Breast cancer, the most commonly diagnosed cancer in females, is the second leading cause of death in women. One out of every eight women will develop breast cancer in her lifetime; in 2003, approximately 211,300 women in the United States were diagnosed with invasive breast cancer. The B-cell translocation gene-2 (BTG-2) encodes for a protein that has growth inhibitory activity. In agreement with this concept, BTG2 mRNA could not be detected in breast cancer cells and forced expression of BTG2 in these cells inhibited growth. Furthermore, BTG2 protein was absent in >50% of human breast tumors tested but present in the adjacent normal breast tissue. Analysis of mice that develop mammary tumors demonstrated that loss of BTG2 protein occurs very early during the tumorigenic process. Thus suppression of BTG2 expression may be an important step in the development of breast cancer. The objectives of this proposal are to uncover the mechanisms, which lead to the suppression of BTG2 expression in breast cancer, and to determine whether re-expression of BTG2 can suppress the incidence of mammary tumors in mouse models. The outcome of this grant will provide insight into the role of BTG2 in breast cancer and provide the basis for future studies that will help us determine whether this pathway might constitute a potentially important marker that can be used to screen small tissue biopsies using a rapid and sensitive assay to predict risk and prognosis.

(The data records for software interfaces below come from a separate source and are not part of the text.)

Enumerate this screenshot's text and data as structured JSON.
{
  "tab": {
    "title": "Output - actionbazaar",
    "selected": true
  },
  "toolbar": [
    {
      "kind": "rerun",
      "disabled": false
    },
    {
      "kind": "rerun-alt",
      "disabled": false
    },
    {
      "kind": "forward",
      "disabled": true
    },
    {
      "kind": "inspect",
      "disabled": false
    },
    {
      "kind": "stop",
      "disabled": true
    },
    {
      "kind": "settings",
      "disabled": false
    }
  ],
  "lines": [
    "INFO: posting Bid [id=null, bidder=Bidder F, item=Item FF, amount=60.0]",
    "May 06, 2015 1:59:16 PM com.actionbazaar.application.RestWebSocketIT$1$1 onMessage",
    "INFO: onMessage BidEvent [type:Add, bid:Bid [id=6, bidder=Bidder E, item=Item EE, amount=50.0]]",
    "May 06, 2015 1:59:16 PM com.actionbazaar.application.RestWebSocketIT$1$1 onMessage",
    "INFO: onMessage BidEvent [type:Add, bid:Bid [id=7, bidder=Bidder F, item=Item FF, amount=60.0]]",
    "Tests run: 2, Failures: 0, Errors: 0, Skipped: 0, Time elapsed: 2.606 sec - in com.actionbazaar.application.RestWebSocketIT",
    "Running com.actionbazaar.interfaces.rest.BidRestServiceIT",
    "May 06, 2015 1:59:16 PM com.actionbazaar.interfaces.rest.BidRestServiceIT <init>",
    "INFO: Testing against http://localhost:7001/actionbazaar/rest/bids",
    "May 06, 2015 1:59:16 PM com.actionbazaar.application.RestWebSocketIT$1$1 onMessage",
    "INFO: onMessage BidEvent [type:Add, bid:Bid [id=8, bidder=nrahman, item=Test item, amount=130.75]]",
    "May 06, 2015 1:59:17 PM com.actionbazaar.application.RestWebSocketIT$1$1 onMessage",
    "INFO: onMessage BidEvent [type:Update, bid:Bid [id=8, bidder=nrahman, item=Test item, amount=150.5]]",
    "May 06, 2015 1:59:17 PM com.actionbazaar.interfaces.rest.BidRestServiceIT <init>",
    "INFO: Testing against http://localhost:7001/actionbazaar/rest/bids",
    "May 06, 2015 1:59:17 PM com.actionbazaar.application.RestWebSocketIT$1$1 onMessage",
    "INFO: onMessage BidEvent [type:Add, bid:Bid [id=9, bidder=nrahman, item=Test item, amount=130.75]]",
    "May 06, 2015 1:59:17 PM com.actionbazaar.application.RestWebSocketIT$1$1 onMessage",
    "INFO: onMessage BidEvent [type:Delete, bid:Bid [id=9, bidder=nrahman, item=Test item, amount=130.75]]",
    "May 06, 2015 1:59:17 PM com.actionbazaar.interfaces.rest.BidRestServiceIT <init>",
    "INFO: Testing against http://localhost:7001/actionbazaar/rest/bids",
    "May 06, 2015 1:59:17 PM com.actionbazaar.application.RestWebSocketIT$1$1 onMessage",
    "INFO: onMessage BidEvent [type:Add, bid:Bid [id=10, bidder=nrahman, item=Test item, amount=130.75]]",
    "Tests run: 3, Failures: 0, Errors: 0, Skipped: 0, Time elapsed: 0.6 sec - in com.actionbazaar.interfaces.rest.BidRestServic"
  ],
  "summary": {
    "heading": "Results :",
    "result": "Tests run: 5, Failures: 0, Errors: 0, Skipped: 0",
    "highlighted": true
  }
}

Moreover, it could also provide molecular targets for mechanism-based prevention and treatment strategies that would be effective in patients with breast cancer.